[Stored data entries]
━━━━━━━━━━━━━━━━━━━━━━━━━━━━━━
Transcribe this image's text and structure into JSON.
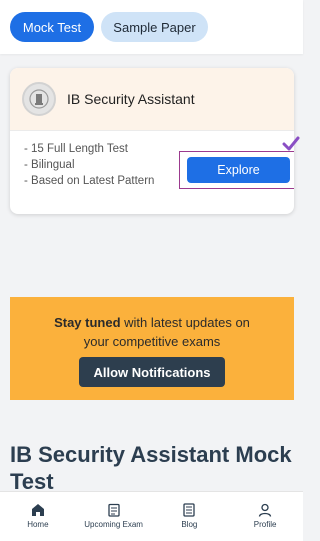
{
  "tabs": {
    "mock_test": "Mock Test",
    "sample_paper": "Sample Paper"
  },
  "exam_card": {
    "title": "IB Security Assistant",
    "features": [
      "- 15 Full Length Test",
      "- Bilingual",
      "- Based on Latest Pattern"
    ],
    "explore_label": "Explore"
  },
  "notification_banner": {
    "text_bold": "Stay tuned",
    "text_line1_rest": " with latest updates on",
    "text_line2": "your competitive exams",
    "button_label": "Allow Notifications"
  },
  "section_heading": "IB Security Assistant Mock Test",
  "bottom_nav": {
    "items": [
      {
        "label": "Home",
        "icon": "home-icon"
      },
      {
        "label": "Upcoming Exam",
        "icon": "calendar-icon"
      },
      {
        "label": "Blog",
        "icon": "blog-icon"
      },
      {
        "label": "Profile",
        "icon": "profile-icon"
      }
    ]
  },
  "colors": {
    "primary": "#1e6fe5",
    "banner": "#fbb13c",
    "dark_button": "#2d3e4e",
    "check_mark": "#8a4fc4"
  }
}
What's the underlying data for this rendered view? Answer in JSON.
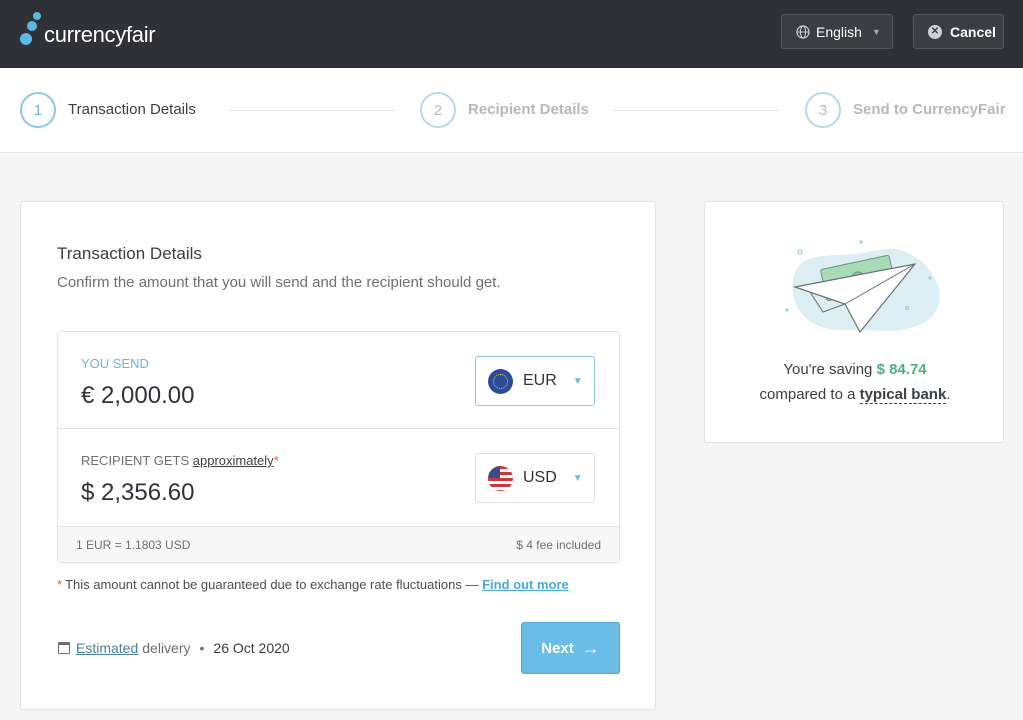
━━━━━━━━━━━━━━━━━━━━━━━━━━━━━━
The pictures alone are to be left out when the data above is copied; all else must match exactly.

Transcribe this image's text and structure into JSON.
{
  "tabs": {
    "mock_test": "Mock Test",
    "sample_paper": "Sample Paper"
  },
  "exam_card": {
    "title": "IB Security Assistant",
    "features": [
      "- 15 Full Length Test",
      "- Bilingual",
      "- Based on Latest Pattern"
    ],
    "explore_label": "Explore"
  },
  "notification_banner": {
    "text_bold": "Stay tuned",
    "text_line1_rest": " with latest updates on",
    "text_line2": "your competitive exams",
    "button_label": "Allow Notifications"
  },
  "section_heading": "IB Security Assistant Mock Test",
  "bottom_nav": {
    "items": [
      {
        "label": "Home",
        "icon": "home-icon"
      },
      {
        "label": "Upcoming Exam",
        "icon": "calendar-icon"
      },
      {
        "label": "Blog",
        "icon": "blog-icon"
      },
      {
        "label": "Profile",
        "icon": "profile-icon"
      }
    ]
  },
  "colors": {
    "primary": "#1e6fe5",
    "banner": "#fbb13c",
    "dark_button": "#2d3e4e",
    "check_mark": "#8a4fc4"
  }
}
What's the underlying data for this rendered view? Answer in JSON.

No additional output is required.